Saxon COVID-19 research consortium of non-university, university and clinical partners – joint project

Funded by the Free State of Saxony, the SaxoCOV project consortium was established on September 1, 2020. Under the leadership of the Fraunhofer Institute for Cell Therapy and Immunology, six non-university, university and clinical partners from Saxony are involved. IZBI also participate in the project.

The consortium is conducting a Saxony-wide field study on the spread of SARS-CoV-2. It is supported by two other non-Saxon research institutions. The aim is to create a scientific tool to follow the development of the SARS-CoV-2 epidemic in the Free State of Saxony on multiple levels. On the one hand, the field study will serve to monitor the effectiveness of governmental measures to contain the pandemic, and on the other hand, it will support the detection and containment of outbreak scenarios. The informed knowledge base thus created will enable predictions of future developments and help assess the effectiveness of containment measures.

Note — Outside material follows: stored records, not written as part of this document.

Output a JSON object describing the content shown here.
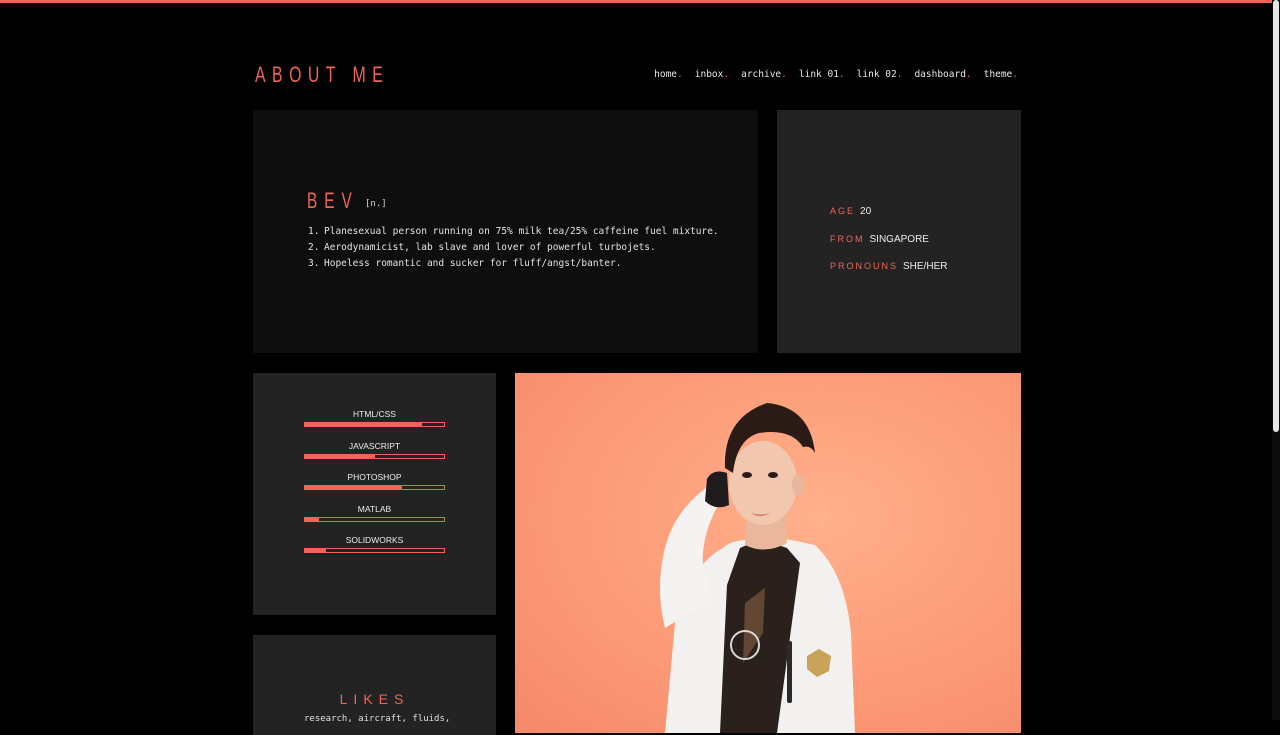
{
  "header": {
    "title": "ABOUT ME",
    "nav": [
      {
        "label": "home",
        "dot": "."
      },
      {
        "label": "inbox",
        "dot": "."
      },
      {
        "label": "archive",
        "dot": "."
      },
      {
        "label": "link 01",
        "dot": "."
      },
      {
        "label": "link 02",
        "dot": "."
      },
      {
        "label": "dashboard",
        "dot": "."
      },
      {
        "label": "theme",
        "dot": "."
      }
    ]
  },
  "bio": {
    "name": "BEV",
    "part_of_speech": "[n.]",
    "items": [
      {
        "num": "1.",
        "text": "Planesexual person running on 75% milk tea/25% caffeine fuel mixture."
      },
      {
        "num": "2.",
        "text": "Aerodynamicist, lab slave and lover of powerful turbojets."
      },
      {
        "num": "3.",
        "text": "Hopeless romantic and sucker for fluff/angst/banter."
      }
    ]
  },
  "info": {
    "age_key": "AGE",
    "age_val": "20",
    "from_key": "FROM",
    "from_val": "SINGAPORE",
    "pronouns_key": "PRONOUNS",
    "pronouns_val": "SHE/HER"
  },
  "skills": [
    {
      "label": "HTML/CSS",
      "level": 0.84
    },
    {
      "label": "JAVASCRIPT",
      "level": 0.5
    },
    {
      "label": "PHOTOSHOP",
      "level": 0.7
    },
    {
      "label": "MATLAB",
      "level": 0.1
    },
    {
      "label": "SOLIDWORKS",
      "level": 0.15
    }
  ],
  "likes": {
    "title": "LIKES",
    "items": "research, aircraft, fluids,"
  },
  "colors": {
    "accent": "#f0655a",
    "background": "#000000",
    "card_dark": "#0e0e0e",
    "card_grey": "#232323",
    "photo_bg": "#fd9e7a"
  },
  "photo": {
    "icon": "portrait-photo"
  }
}
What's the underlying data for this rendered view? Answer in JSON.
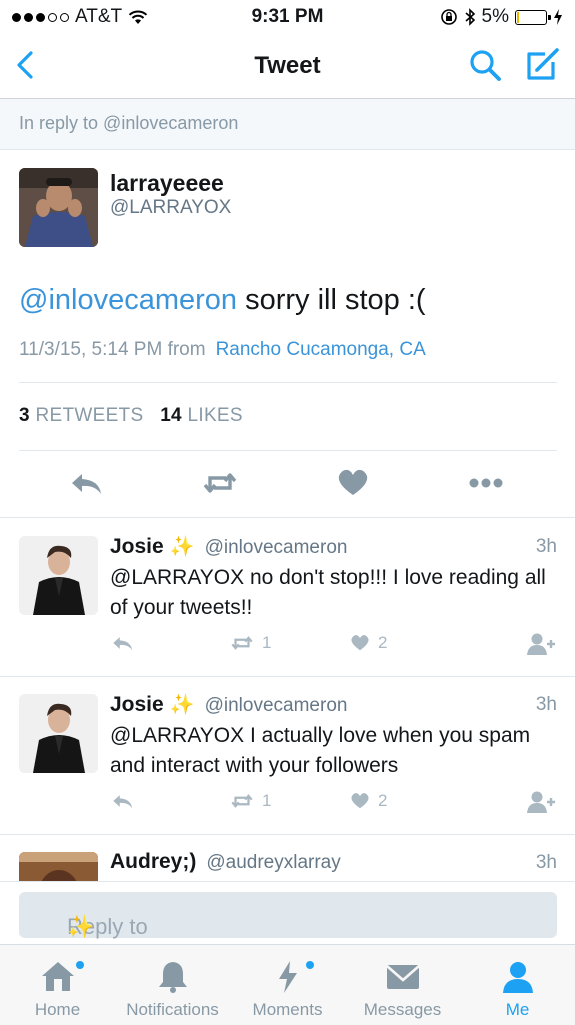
{
  "status_bar": {
    "carrier": "AT&T",
    "time": "9:31 PM",
    "battery": "5%",
    "battery_level": 0.05
  },
  "nav": {
    "title": "Tweet"
  },
  "reply_context": "In reply to @inlovecameron",
  "tweet": {
    "name": "larrayeeee",
    "handle": "@LARRAYOX",
    "mention": "@inlovecameron",
    "text": " sorry ill stop :(",
    "timestamp": "11/3/15, 5:14 PM from",
    "location": "Rancho Cucamonga, CA",
    "retweets_count": "3",
    "retweets_label": "RETWEETS",
    "likes_count": "14",
    "likes_label": "LIKES"
  },
  "replies": [
    {
      "name": "Josie",
      "sparkle": "✨",
      "handle": "@inlovecameron",
      "time": "3h",
      "text": "@LARRAYOX no don't stop!!! I love reading all of your tweets!!",
      "retweets": "1",
      "likes": "2"
    },
    {
      "name": "Josie",
      "sparkle": "✨",
      "handle": "@inlovecameron",
      "time": "3h",
      "text": "@LARRAYOX I actually love when you spam and interact with your followers",
      "retweets": "1",
      "likes": "2"
    },
    {
      "name": "Audrey;)",
      "handle": "@audreyxlarray",
      "time": "3h"
    }
  ],
  "reply_box": {
    "placeholder": "Reply to larrayeeee, Josie",
    "sparkle": "✨"
  },
  "tabs": [
    {
      "label": "Home"
    },
    {
      "label": "Notifications"
    },
    {
      "label": "Moments"
    },
    {
      "label": "Messages"
    },
    {
      "label": "Me"
    }
  ],
  "colors": {
    "accent": "#1da1f2",
    "link": "#3b94d9",
    "muted": "#8899a6"
  }
}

The samples and data collected will also be used in a companion research study to answer further research questions. In particular, the question of which causes are responsible for the very different mild or aggressive course of the disease and whether there are parameters that can be used to predict these different courses is pressing.

project leader at IZBI Prof. Dr. Markus Löffler

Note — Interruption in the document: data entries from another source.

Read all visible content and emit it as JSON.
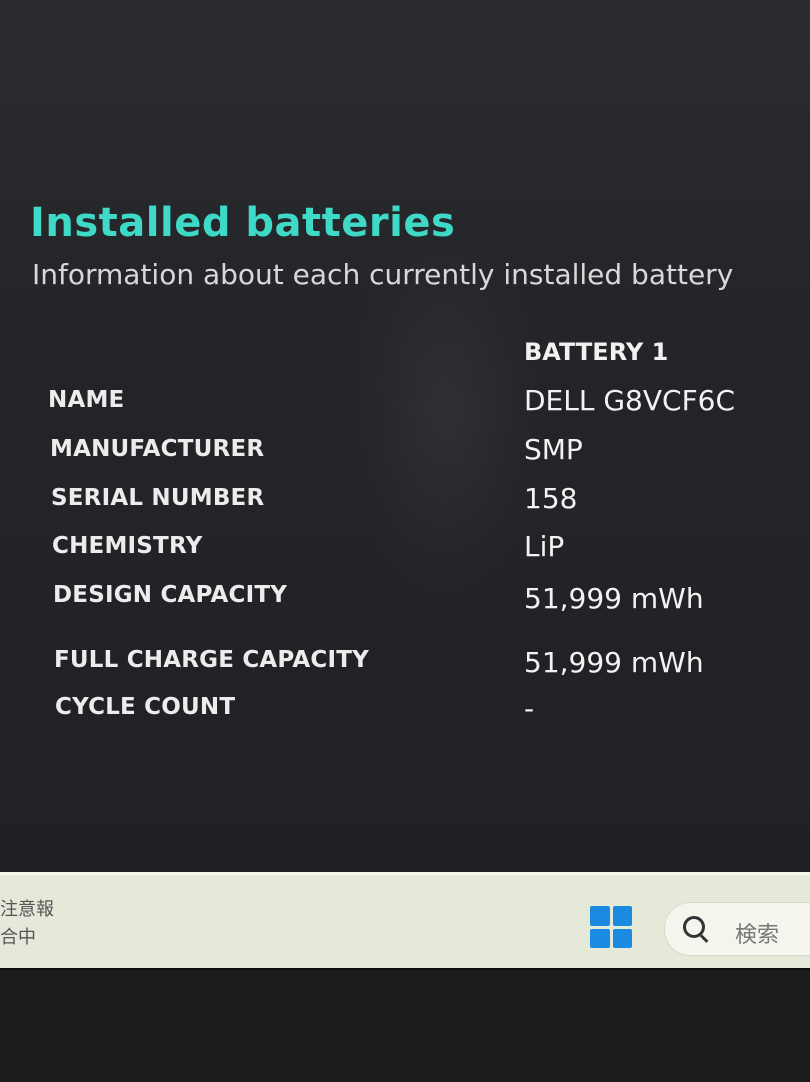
{
  "header": {
    "title": "Installed batteries",
    "subtitle": "Information about each currently installed battery"
  },
  "table": {
    "column_header": "BATTERY 1",
    "rows": [
      {
        "label": "NAME",
        "value": "DELL G8VCF6C"
      },
      {
        "label": "MANUFACTURER",
        "value": "SMP"
      },
      {
        "label": "SERIAL NUMBER",
        "value": "158"
      },
      {
        "label": "CHEMISTRY",
        "value": "LiP"
      },
      {
        "label": "DESIGN CAPACITY",
        "value": "51,999 mWh"
      },
      {
        "label": "FULL CHARGE CAPACITY",
        "value": "51,999 mWh"
      },
      {
        "label": "CYCLE COUNT",
        "value": "-"
      }
    ]
  },
  "taskbar": {
    "notice_line1": "注意報",
    "notice_line2": "合中",
    "search_placeholder": "検索",
    "start_icon": "windows-logo-icon",
    "search_icon": "search-icon"
  },
  "colors": {
    "title": "#3fd9c8",
    "background": "#232528",
    "taskbar": "#e5e9da",
    "start_icon": "#1a8be0"
  }
}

duration 01.09.2020 – 31.12.2022

joint project / third-party founding

project partner

  • Medizinische Fakultät, Universität Leipzig |  
  • Helmholtz-Zentrum für Umweltforschung GmbH – UFZ, Leipzig |  
  • Max-Planck-Institut für Molekulare Zellbiologie und Genetik, Dresden |
  • Medizinische Fakultät, TU Dresden |
  • Städtisches Krankenhaus Sankt Georg, Leipzig |

Extern Partner Field Study

Wrocław University of Science and Technology, Wrocław, Polen |  

Universität Münster, Institut für Epidemiologie und Sozialmedizin |

Further information will follow shortly on a separate website on the SaxoCOV project.